At a time when whoever serves as governor resembles Gulliver staked out by Lilliputians, Feinstein in the twilight of her career is unlikely to abandon the rarefied air of the Hart building to deal with 120 legislative gnomes in Sacramento, who are unlikely to pay her the level of respect she expects as grande dame of California politics.

“She would have no ability to deal with these novices in a term-limited legislature where Assembly speakers cycle in and out every year and a half,” said Garry South, San Francisco Mayor Gavin Newsom’s consultant in the governor’s race. “She doesn’t have the constitutional capability to deal with these legislators for 15 minutes.”

Politics: As a politician, Feinstein is risk-averse; as a campaigner she is often a cranky warrior, for whom the delights of having breakfast with local ministers at the Barstow Holiday Inn are well-eclipsed by the cozy bonhomie of Georgetown dinner parties. Feinstein despises primary fights and at least some Democrats positioning themselves for 2010 — Atty. Gen. Jerry Brown and Lt. Gov. John Garamendi come to mind — are unlikely to step aside for her, guaranteeing an expensive and exhausting battle.

Her Senate votes on Iraq, the Supreme Court, the Patriot Act and more would open her to scathing attacks from the netroots left.
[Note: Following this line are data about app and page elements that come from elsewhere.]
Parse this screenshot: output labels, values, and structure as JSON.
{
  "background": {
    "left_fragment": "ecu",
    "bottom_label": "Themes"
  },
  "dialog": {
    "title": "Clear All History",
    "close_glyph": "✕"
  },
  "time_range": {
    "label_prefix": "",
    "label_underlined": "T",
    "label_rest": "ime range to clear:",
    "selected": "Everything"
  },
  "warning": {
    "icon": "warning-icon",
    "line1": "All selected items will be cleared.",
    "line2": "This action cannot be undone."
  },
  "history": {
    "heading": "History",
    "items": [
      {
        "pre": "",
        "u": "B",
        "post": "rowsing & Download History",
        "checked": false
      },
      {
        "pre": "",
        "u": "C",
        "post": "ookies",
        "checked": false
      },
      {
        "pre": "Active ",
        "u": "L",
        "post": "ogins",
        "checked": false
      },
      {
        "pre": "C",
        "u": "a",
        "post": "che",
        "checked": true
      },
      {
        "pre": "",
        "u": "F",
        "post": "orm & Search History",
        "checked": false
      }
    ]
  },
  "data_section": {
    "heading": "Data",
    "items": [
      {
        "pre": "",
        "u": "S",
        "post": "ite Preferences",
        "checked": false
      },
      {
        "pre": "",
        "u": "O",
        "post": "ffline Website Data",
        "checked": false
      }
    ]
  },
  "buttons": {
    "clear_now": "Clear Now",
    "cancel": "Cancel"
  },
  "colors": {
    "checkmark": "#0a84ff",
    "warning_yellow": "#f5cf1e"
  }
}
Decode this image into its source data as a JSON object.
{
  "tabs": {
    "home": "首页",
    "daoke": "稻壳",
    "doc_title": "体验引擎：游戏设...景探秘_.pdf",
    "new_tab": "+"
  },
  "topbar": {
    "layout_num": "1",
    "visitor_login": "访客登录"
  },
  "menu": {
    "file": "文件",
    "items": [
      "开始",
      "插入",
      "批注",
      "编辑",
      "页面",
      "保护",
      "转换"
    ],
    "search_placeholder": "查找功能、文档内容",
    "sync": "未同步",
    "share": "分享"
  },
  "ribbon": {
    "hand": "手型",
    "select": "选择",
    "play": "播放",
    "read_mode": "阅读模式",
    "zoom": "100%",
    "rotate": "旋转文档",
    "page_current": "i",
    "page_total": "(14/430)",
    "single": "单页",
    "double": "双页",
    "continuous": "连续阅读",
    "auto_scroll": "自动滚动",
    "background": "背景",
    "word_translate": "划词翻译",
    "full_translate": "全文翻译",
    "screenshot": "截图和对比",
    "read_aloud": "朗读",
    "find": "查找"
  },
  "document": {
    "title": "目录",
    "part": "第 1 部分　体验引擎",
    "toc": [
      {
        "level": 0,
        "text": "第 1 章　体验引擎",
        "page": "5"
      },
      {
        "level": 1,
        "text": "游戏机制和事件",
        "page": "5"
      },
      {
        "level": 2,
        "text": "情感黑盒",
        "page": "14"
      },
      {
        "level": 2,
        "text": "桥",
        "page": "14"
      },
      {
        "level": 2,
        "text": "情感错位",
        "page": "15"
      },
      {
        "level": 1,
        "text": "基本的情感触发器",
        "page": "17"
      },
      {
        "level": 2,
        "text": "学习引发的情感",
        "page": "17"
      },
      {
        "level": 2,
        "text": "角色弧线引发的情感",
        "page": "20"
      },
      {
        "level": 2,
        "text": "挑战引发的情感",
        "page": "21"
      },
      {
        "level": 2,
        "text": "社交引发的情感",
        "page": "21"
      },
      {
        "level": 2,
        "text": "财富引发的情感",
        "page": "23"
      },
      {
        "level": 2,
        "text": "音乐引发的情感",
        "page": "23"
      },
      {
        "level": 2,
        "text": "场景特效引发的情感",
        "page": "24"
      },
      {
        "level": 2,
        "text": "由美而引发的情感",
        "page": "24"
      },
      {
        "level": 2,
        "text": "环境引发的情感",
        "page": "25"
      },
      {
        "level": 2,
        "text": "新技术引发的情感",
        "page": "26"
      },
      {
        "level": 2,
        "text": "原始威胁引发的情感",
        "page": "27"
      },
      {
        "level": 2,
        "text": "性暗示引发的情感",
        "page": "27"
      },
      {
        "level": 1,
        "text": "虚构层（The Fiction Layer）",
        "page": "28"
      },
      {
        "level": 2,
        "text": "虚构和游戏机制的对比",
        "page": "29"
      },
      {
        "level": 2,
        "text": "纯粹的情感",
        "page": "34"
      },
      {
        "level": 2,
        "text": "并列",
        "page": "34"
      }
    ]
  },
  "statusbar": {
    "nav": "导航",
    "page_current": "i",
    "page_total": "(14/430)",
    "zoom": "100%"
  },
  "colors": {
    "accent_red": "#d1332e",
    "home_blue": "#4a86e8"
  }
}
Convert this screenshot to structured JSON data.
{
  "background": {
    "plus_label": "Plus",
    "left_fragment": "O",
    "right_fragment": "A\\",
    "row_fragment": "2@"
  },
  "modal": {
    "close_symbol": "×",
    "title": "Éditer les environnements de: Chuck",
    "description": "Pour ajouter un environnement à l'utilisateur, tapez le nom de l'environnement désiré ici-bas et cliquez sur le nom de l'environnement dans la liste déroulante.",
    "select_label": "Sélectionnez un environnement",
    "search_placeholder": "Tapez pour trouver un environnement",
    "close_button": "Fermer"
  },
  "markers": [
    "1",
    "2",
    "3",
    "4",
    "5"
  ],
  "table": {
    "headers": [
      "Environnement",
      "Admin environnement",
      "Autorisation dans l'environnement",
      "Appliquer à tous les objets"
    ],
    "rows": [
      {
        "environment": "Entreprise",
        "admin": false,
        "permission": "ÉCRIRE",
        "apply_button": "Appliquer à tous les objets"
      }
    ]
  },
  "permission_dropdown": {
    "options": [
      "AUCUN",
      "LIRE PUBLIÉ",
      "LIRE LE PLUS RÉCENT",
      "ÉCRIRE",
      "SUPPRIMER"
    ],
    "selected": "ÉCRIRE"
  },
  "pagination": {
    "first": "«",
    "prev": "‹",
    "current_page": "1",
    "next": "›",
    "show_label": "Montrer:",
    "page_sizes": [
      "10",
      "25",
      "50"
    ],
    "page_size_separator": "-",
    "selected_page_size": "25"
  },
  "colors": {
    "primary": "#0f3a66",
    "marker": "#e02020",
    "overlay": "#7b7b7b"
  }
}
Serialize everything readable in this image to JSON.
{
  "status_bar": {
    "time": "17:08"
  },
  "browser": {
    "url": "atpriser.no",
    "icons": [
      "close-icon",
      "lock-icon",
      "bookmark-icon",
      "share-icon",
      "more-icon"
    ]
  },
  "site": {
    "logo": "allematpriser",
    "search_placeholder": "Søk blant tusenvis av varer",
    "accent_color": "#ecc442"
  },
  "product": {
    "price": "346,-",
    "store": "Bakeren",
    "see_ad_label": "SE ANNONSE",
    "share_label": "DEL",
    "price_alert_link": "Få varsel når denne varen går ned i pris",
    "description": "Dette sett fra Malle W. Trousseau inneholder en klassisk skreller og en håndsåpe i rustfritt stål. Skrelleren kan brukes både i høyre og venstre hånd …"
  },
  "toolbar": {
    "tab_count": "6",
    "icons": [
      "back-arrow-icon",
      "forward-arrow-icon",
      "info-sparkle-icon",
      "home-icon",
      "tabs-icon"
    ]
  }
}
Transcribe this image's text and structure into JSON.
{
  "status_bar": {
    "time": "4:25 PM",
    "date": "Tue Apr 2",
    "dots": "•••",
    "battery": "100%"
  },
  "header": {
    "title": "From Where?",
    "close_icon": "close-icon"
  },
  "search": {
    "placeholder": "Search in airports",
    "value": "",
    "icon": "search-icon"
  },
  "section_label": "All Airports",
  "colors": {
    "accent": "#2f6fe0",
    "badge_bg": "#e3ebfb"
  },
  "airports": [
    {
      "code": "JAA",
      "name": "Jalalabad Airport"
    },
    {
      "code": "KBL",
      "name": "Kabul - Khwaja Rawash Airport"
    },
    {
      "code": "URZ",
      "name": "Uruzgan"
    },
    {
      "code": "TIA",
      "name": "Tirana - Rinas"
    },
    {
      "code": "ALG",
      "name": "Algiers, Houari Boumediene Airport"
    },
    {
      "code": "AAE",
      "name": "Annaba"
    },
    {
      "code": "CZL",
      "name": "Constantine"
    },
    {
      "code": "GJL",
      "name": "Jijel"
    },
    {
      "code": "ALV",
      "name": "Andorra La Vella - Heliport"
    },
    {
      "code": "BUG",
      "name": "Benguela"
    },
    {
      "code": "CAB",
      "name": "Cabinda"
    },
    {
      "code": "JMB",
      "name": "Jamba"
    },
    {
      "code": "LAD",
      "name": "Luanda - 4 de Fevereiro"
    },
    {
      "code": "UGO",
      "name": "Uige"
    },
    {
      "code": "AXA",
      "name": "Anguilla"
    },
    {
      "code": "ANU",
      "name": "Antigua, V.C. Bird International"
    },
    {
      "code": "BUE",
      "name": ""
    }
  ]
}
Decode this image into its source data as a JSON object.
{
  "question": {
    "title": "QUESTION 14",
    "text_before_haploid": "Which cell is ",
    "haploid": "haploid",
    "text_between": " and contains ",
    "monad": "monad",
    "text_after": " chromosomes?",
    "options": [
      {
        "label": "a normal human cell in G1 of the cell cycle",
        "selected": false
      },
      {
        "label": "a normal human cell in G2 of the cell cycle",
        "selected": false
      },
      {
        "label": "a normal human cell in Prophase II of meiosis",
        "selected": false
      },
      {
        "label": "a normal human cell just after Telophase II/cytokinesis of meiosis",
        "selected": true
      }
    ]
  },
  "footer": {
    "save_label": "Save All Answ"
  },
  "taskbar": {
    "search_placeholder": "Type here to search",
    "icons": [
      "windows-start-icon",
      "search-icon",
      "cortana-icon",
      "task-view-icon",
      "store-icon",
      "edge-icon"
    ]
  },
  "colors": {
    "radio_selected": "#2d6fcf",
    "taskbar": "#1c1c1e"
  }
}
And though she’d probably survive those, the top two Republican contenders, Insurance Commissioner Steve Poizner and former EBay Chief Executive Meg Whitman, both are wealthy, self-financed and prepared to savage her.

Feinstein still bears scars from her 1994 near-death experience in the Senate race against former U.S. Rep. Michael Huffington (back when Arianna was a conservative), so taking on deep-pockets billionaires is among her less favored scenarios. Fear of being smacked around by the unlimited millions of erstwhile candidate Al Checchi, her husband’s former business partner at Northwest Airlines, kept her out of the 1998 race.

“She’d be facing a tough primary and a brutal general election,” said non-aligned Democratic pollster Ben Tulchin. “She’d be up against a billionaire no matter who wins the Republican primary.”

Personal: At 75, Feinstein already is older than the Golden Gate Bridge, the other iconic image of her hometown. Being one of 100 members of America’s most exclusive club suits the elite world view and atmosphere she finds most comfortable.

Beyond that, the wealth accumulated in China and other overseas investments during her years in the Senate by her husband, University of California Regents Chairman Richard Blum, would be eye-specked by every opposition researcher and investigative reporter in California, if not the nation, with the specter of a financial scandal, substantive or insinuated, hanging over her campaign.

At a time when a Democrat is president and her party owns big majorities in both houses of Congress, Feinstein’s clout in Washington is greater than ever, and still growing. Look for her to take yet another pass on the governor’s race, sealing her reputation as the chief window shopper of California politics.

This article was published in the Los Angeles Times March 16, 2009